Task prompt:
Whenever "stopTrigger" occurs in a line of the material, list that line.

(Data records)

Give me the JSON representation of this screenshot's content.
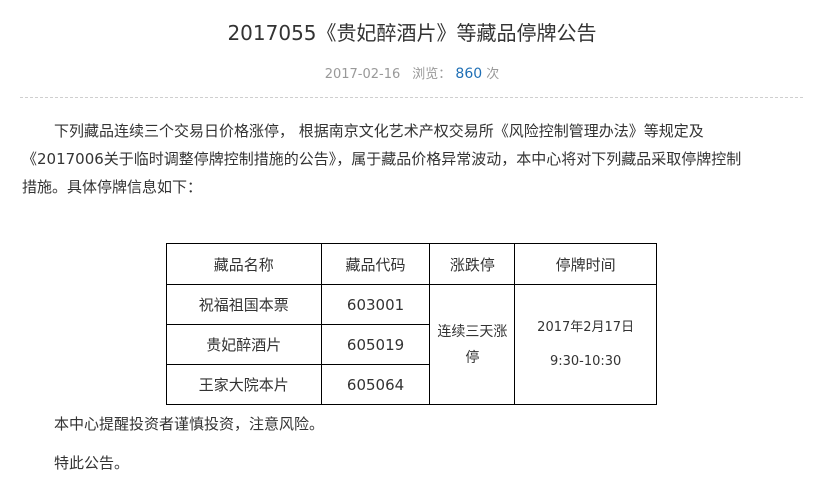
{
  "article": {
    "title": "2017055《贵妃醉酒片》等藏品停牌公告",
    "date": "2017-02-16",
    "views_label": "浏览：",
    "views_count": "860",
    "views_unit": "次"
  },
  "body": {
    "intro_lines": [
      "下列藏品连续三个交易日价格涨停， 根据南京文化艺术产权交易所《风险控制管理办法》等规定及",
      "《2017006关于临时调整停牌控制措施的公告》，属于藏品价格异常波动，本中心将对下列藏品采取停牌控制",
      "措施。具体停牌信息如下："
    ],
    "table": {
      "headers": [
        "藏品名称",
        "藏品代码",
        "涨跌停",
        "停牌时间"
      ],
      "rows": [
        {
          "name": "祝福祖国本票",
          "code": "603001"
        },
        {
          "name": "贵妃醉酒片",
          "code": "605019"
        },
        {
          "name": "王家大院本片",
          "code": "605064"
        }
      ],
      "limit_text": "连续三天涨停",
      "halt_date": "2017年2月17日",
      "halt_time": "9:30-10:30"
    },
    "reminder": "本中心提醒投资者谨慎投资，注意风险。",
    "closing": "特此公告。"
  }
}
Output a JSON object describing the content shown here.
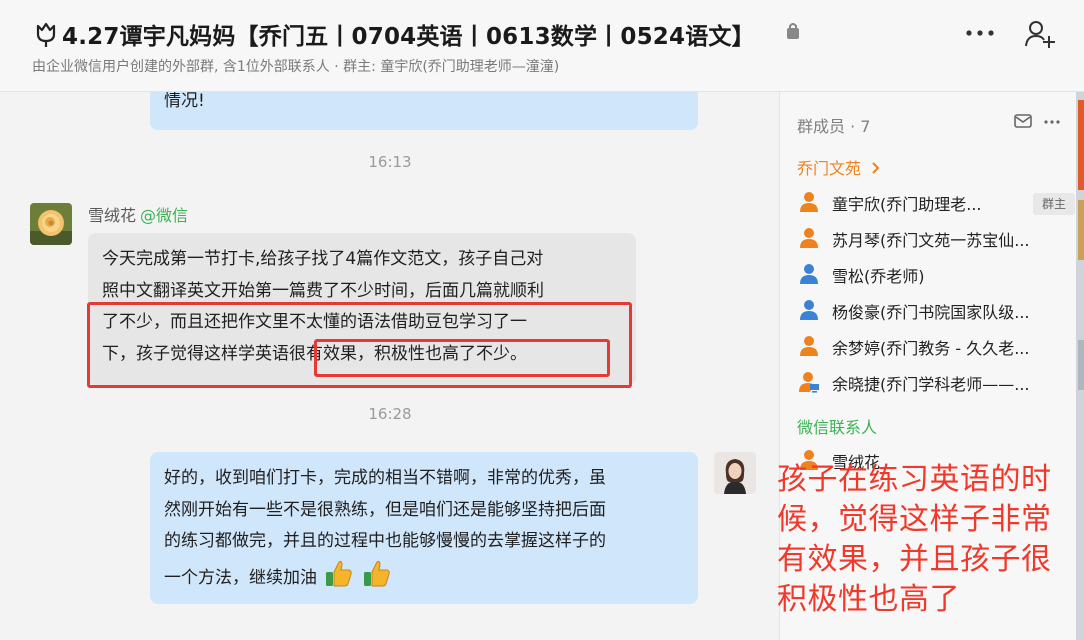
{
  "header": {
    "title": "4.27谭宇凡妈妈【乔门五丨0704英语丨0613数学丨0524语文】",
    "subtitle": "由企业微信用户创建的外部群, 含1位外部联系人 · 群主: 童宇欣(乔门助理老师—潼潼)"
  },
  "chat": {
    "previous_message_tail": "情况!",
    "time1": "16:13",
    "message1": {
      "sender": "雪绒花",
      "source": "@微信",
      "lines": [
        "今天完成第一节打卡,给孩子找了4篇作文范文，孩子自己对",
        "照中文翻译英文开始第一篇费了不少时间，后面几篇就顺利",
        "了不少，而且还把作文里不太懂的语法借助豆包学习了一",
        "下，孩子觉得这样学英语很有效果，积极性也高了不少。"
      ]
    },
    "time2": "16:28",
    "message2": {
      "lines": [
        "好的，收到咱们打卡，完成的相当不错啊，非常的优秀，虽",
        "然刚开始有一些不是很熟练，但是咱们还是能够坚持把后面",
        "的练习都做完，并且的过程中也能够慢慢的去掌握这样子的",
        "一个方法，继续加油"
      ]
    }
  },
  "members": {
    "title": "群成员 · 7",
    "org_section": "乔门文苑",
    "org_members": [
      {
        "name": "童宇欣(乔门助理老...",
        "badge": "群主",
        "color": "#f0821e"
      },
      {
        "name": "苏月琴(乔门文苑一苏宝仙...",
        "color": "#f0821e"
      },
      {
        "name": "雪松(乔老师)",
        "color": "#3b82d6"
      },
      {
        "name": "杨俊豪(乔门书院国家队级...",
        "color": "#3b82d6"
      },
      {
        "name": "余梦婷(乔门教务 - 久久老...",
        "color": "#f0821e"
      },
      {
        "name": "余晓捷(乔门学科老师——...",
        "color": "#f0821e"
      }
    ],
    "wx_section": "微信联系人",
    "wx_members": [
      {
        "name": "雪绒花"
      }
    ]
  },
  "annotation": {
    "text": "孩子在练习英语的时候，觉得这样子非常有效果，并且孩子很积极性也高了"
  },
  "colors": {
    "sent_bubble": "#cfe6fb",
    "received_bubble": "#e6e6e6",
    "highlight": "#e53935",
    "annotation": "#f0392b",
    "wechat_green": "#3db255",
    "org_orange": "#f0821e"
  },
  "icons": [
    "tulip-icon",
    "lock-icon",
    "more-icon",
    "add-member-icon",
    "mail-icon",
    "chevron-right-icon",
    "person-icon",
    "thumbs-up-icon"
  ]
}
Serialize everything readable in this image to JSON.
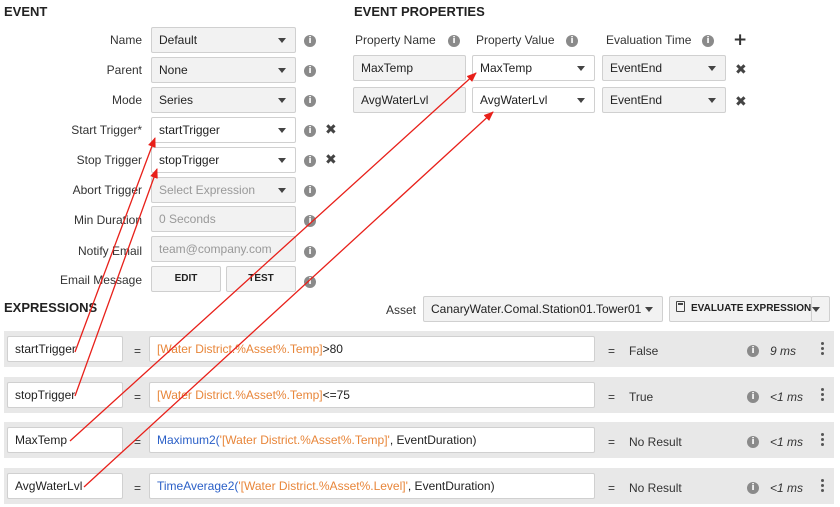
{
  "event": {
    "title": "EVENT",
    "fields": [
      {
        "label": "Name",
        "value": "Default"
      },
      {
        "label": "Parent",
        "value": "None"
      },
      {
        "label": "Mode",
        "value": "Series"
      },
      {
        "label": "Start Trigger*",
        "value": "startTrigger"
      },
      {
        "label": "Stop Trigger",
        "value": "stopTrigger"
      },
      {
        "label": "Abort Trigger",
        "placeholder": "Select Expression"
      },
      {
        "label": "Min Duration",
        "placeholder": "0 Seconds"
      },
      {
        "label": "Notify Email",
        "placeholder": "team@company.com"
      },
      {
        "label": "Email Message"
      }
    ],
    "edit_label": "EDIT",
    "test_label": "TEST"
  },
  "properties": {
    "title": "EVENT PROPERTIES",
    "headers": {
      "name": "Property Name",
      "value": "Property Value",
      "time": "Evaluation Time"
    },
    "rows": [
      {
        "name": "MaxTemp",
        "value": "MaxTemp",
        "time": "EventEnd"
      },
      {
        "name": "AvgWaterLvl",
        "value": "AvgWaterLvl",
        "time": "EventEnd"
      }
    ]
  },
  "expressions": {
    "title": "EXPRESSIONS",
    "asset_label": "Asset",
    "asset_value": "CanaryWater.Comal.Station01.Tower01",
    "evaluate_label": "EVALUATE EXPRESSIONS",
    "equals": "=",
    "rows": [
      {
        "name": "startTrigger",
        "expr_func": "",
        "expr_ref": "[Water District.%Asset%.Temp]",
        "expr_tail": ">80",
        "result": "False",
        "timing": "9 ms"
      },
      {
        "name": "stopTrigger",
        "expr_func": "",
        "expr_ref": "[Water District.%Asset%.Temp]",
        "expr_tail": "<=75",
        "result": "True",
        "timing": "<1 ms"
      },
      {
        "name": "MaxTemp",
        "expr_func": "Maximum2(",
        "expr_ref": "'[Water District.%Asset%.Temp]'",
        "expr_tail": ", EventDuration)",
        "result": "No Result",
        "timing": "<1 ms"
      },
      {
        "name": "AvgWaterLvl",
        "expr_func": "TimeAverage2(",
        "expr_ref": "'[Water District.%Asset%.Level]'",
        "expr_tail": ", EventDuration)",
        "result": "No Result",
        "timing": "<1 ms"
      }
    ]
  },
  "colors": {
    "arrow": "#e8201a",
    "expr_ref": "#e8863a",
    "expr_func": "#2a5fc7"
  },
  "icons": {
    "info": "info-icon",
    "remove": "close-x-icon",
    "add": "plus-icon",
    "calculator": "calculator-icon",
    "menu": "kebab-menu-icon"
  }
}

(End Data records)

Result:
        "value": "stopTrigger"
        "name": "stopTrigger",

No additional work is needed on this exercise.